Frank Woolfe. Lily Cahlll and Dorothy
"Joseph and His Brethren" has a long
career ahead of it .
Arrangements have been completed
for the presentation of the MessrJ.
Shubert's big New York success, "The
Lottery Man?' In El raso at an early
da"The Lotterv Man," a new comedy,
is by Rida Johnson Young, and will
be presented at the El Paso theater
January 24. with Herbert Thayer In
thThealcen?rai figure In "The Lottery
Man" Is Jack Wright, a news gatherer.
Played by Mr. Thayer. He is a warm
fripnd of Foxv Payton. who owns the
Paper! and when hi gets a Wall street
d Wright goes to his chief for
money, promising as security. In the
event of failure, his pledge to turn
Into the paper one of the biggest stor
ies New York has ever known. As the
tin fails. Wright is compelled to make
good.

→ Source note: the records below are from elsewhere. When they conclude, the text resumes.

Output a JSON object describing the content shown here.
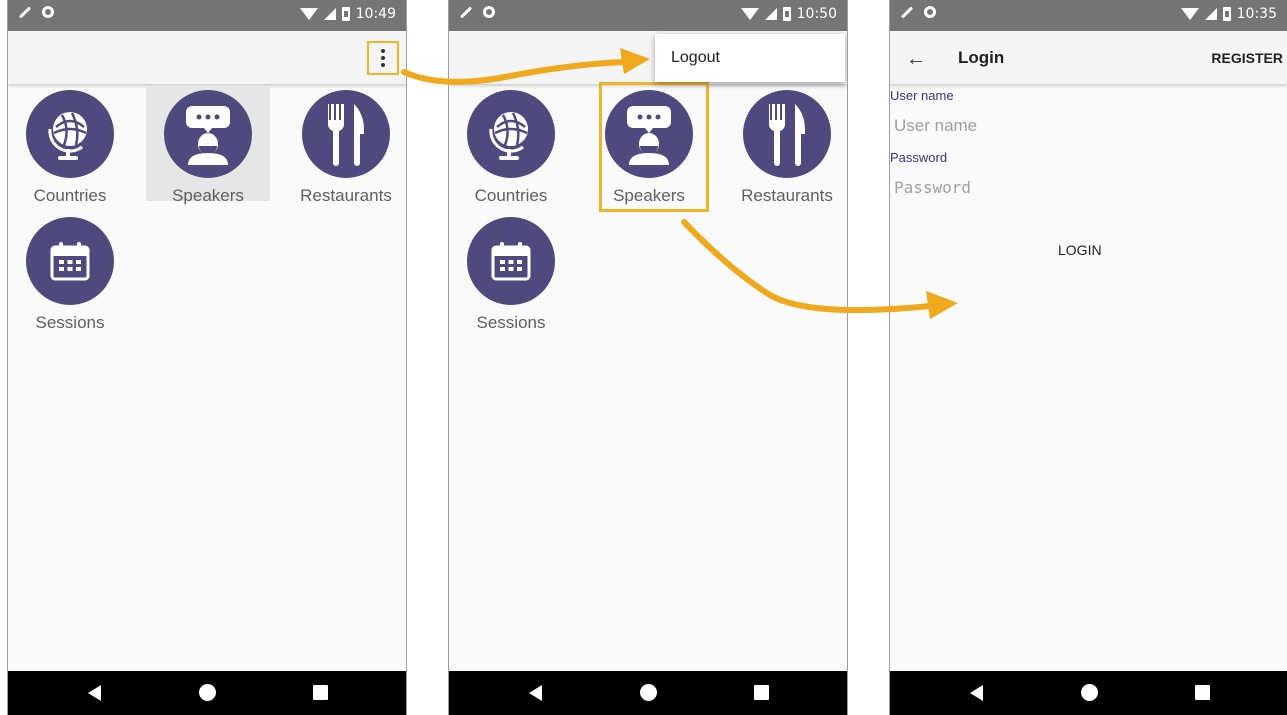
{
  "phone1": {
    "status_time": "10:49",
    "items": [
      {
        "label": "Countries"
      },
      {
        "label": "Speakers"
      },
      {
        "label": "Restaurants"
      },
      {
        "label": "Sessions"
      }
    ]
  },
  "phone2": {
    "status_time": "10:50",
    "menu": {
      "logout_label": "Logout"
    },
    "items": [
      {
        "label": "Countries"
      },
      {
        "label": "Speakers"
      },
      {
        "label": "Restaurants"
      },
      {
        "label": "Sessions"
      }
    ]
  },
  "phone3": {
    "status_time": "10:35",
    "title": "Login",
    "register_label": "REGISTER",
    "username": {
      "label": "User name",
      "placeholder": "User name"
    },
    "password": {
      "label": "Password",
      "placeholder": "Password"
    },
    "login_label": "LOGIN"
  },
  "colors": {
    "accent_highlight": "#f0b429",
    "icon_circle": "#4e4a7e",
    "status_bar": "#757575",
    "app_bar": "#f5f5f5",
    "nav_bar": "#000000"
  },
  "icons": [
    "globe-icon",
    "speaker-icon",
    "cutlery-icon",
    "calendar-icon",
    "overflow-menu-icon",
    "back-arrow-icon"
  ]
}
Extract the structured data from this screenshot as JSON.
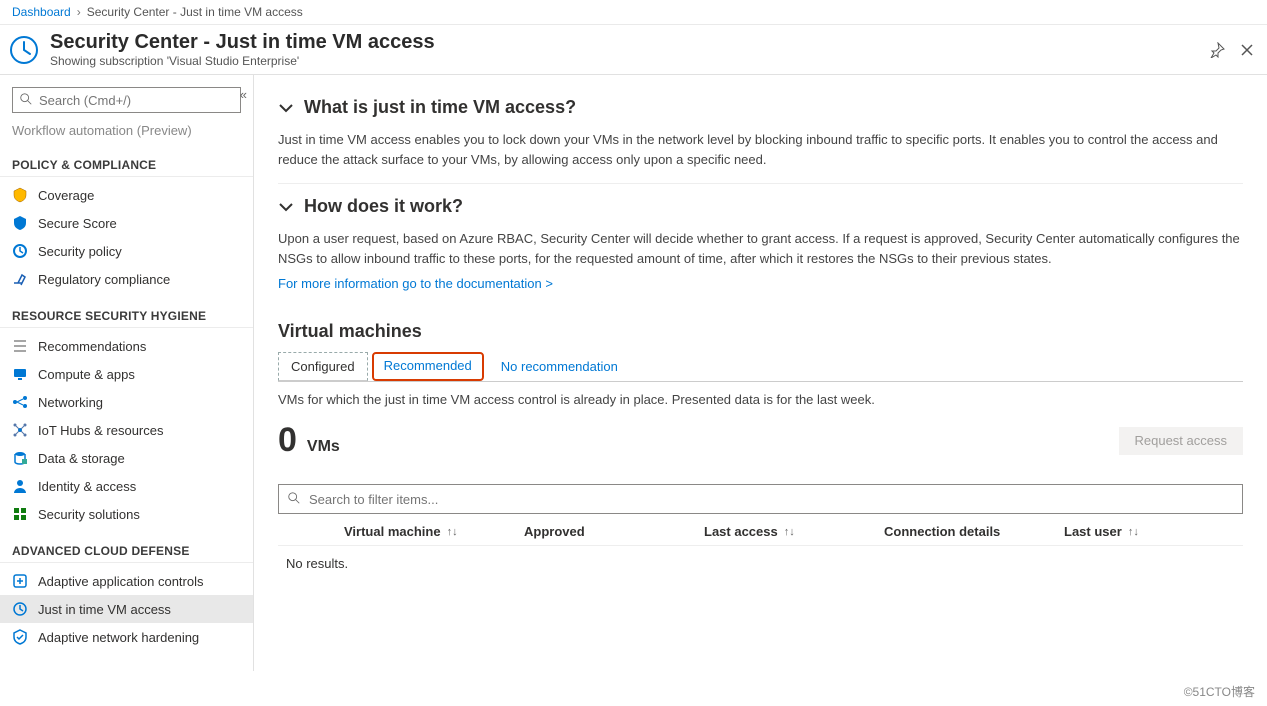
{
  "breadcrumb": {
    "root": "Dashboard",
    "current": "Security Center - Just in time VM access"
  },
  "header": {
    "title": "Security Center - Just in time VM access",
    "subtitle": "Showing subscription 'Visual Studio Enterprise'"
  },
  "search": {
    "placeholder": "Search (Cmd+/)"
  },
  "sidebar": {
    "cut_item": "Workflow automation (Preview)",
    "groups": [
      {
        "title": "POLICY & COMPLIANCE",
        "items": [
          {
            "label": "Coverage",
            "icon": "coverage"
          },
          {
            "label": "Secure Score",
            "icon": "shield"
          },
          {
            "label": "Security policy",
            "icon": "policy"
          },
          {
            "label": "Regulatory compliance",
            "icon": "gavel"
          }
        ]
      },
      {
        "title": "RESOURCE SECURITY HYGIENE",
        "items": [
          {
            "label": "Recommendations",
            "icon": "list"
          },
          {
            "label": "Compute & apps",
            "icon": "compute"
          },
          {
            "label": "Networking",
            "icon": "network"
          },
          {
            "label": "IoT Hubs & resources",
            "icon": "iot"
          },
          {
            "label": "Data & storage",
            "icon": "data"
          },
          {
            "label": "Identity & access",
            "icon": "identity"
          },
          {
            "label": "Security solutions",
            "icon": "grid"
          }
        ]
      },
      {
        "title": "ADVANCED CLOUD DEFENSE",
        "items": [
          {
            "label": "Adaptive application controls",
            "icon": "app-controls"
          },
          {
            "label": "Just in time VM access",
            "icon": "clock",
            "selected": true
          },
          {
            "label": "Adaptive network hardening",
            "icon": "net-hardening"
          }
        ]
      }
    ]
  },
  "content": {
    "exp1_title": "What is just in time VM access?",
    "exp1_body": "Just in time VM access enables you to lock down your VMs in the network level by blocking inbound traffic to specific ports. It enables you to control the access and reduce the attack surface to your VMs, by allowing access only upon a specific need.",
    "exp2_title": "How does it work?",
    "exp2_body": "Upon a user request, based on Azure RBAC, Security Center will decide whether to grant access. If a request is approved, Security Center automatically configures the NSGs to allow inbound traffic to these ports, for the requested amount of time, after which it restores the NSGs to their previous states.",
    "doc_link": "For more information go to the documentation >",
    "vm_section_title": "Virtual machines",
    "tabs": {
      "configured": "Configured",
      "recommended": "Recommended",
      "none": "No recommendation"
    },
    "tab_desc": "VMs for which the just in time VM access control is already in place. Presented data is for the last week.",
    "count_num": "0",
    "count_label": "VMs",
    "request_btn": "Request access",
    "filter_placeholder": "Search to filter items...",
    "columns": {
      "vm": "Virtual machine",
      "approved": "Approved",
      "last_access": "Last access",
      "conn": "Connection details",
      "last_user": "Last user"
    },
    "no_results": "No results."
  },
  "watermark": "©51CTO博客"
}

This he does by offering him
self as the prize in a lottery which is
to be conducted by the newspaper.
Naturally the coupons anpeal mostly to
women and the campaign among the
thousands of contestants waxes warm.
Shortly after Jack has offered himself
as . the human prize, he falls In love
with Helen Heyer. which fact causes
him to regret his entry Into the
The New York press was unanimous
In pronouncing "The Lottery Man" a
comedy of unusual merit
I ne Domestic Coke.
Southwestern Fuel Co.
MERLE H. NORTON
Announces (Proud of it, too) ;
"A laughing symposium to which amusement seekers are
The Winnipeg Tribune.
MONDAY AFTERNOON AND NIGHT
SEAT SALE TOMORROW AT RYAN'S
Prices: - - Night, $2.00 to 75c; Matinee, $1.50 to 50c
AS THE CARTOONIST
IN "BUNTY PULLS THE STRINGS"
In New York ...
SEES THE CHARACTERS